More Americans are struggling to make ends meet.
Rising inflation and increasing grocery costs and utility bills contributed to 64 percent of Americans living paycheck to paycheck at the end of 2022.
That’s about 166 million Americans, according to a survey from Pymnts.com, a 61 percent increase from 2021.
Even employees earning more than $100,000 a year are feeling the paycheck pinch. Fifty-one percent of workers surveyed live paycheck to paycheck although they earn more than $100,000 a year.
Oversize spending is partly to blame, but what does that mean for consumer spending in 2023?
According to a story from Bloomberg, 2023 may bring more pressure as less than half of survey respondents said they expect their incomes to keep up with inflation.
“Prospects for consumer spending are cloudy,” Lydia Boussour, senior economist at EY Parthenon, told Bloomberg. “Elevated prices, eroded personal savings and increased reliance on credit point to weak consumer spending this winter. These dynamics will be exacerbated by negative wealth effects from lower stock prices and declining home values.”

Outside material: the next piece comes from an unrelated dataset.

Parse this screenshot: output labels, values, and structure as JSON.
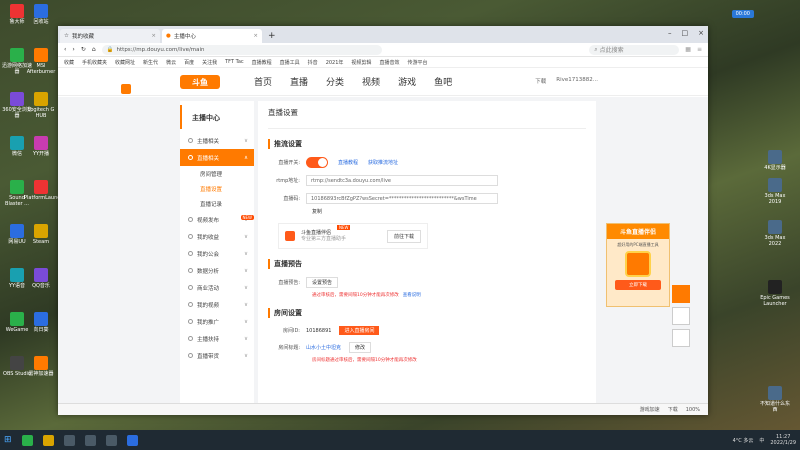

A recent University of Michigan survey reveals consumer sentiment remains far below pre-pandemic levels, and last week fourth-quarter economic growth data highlighted slowing household spending.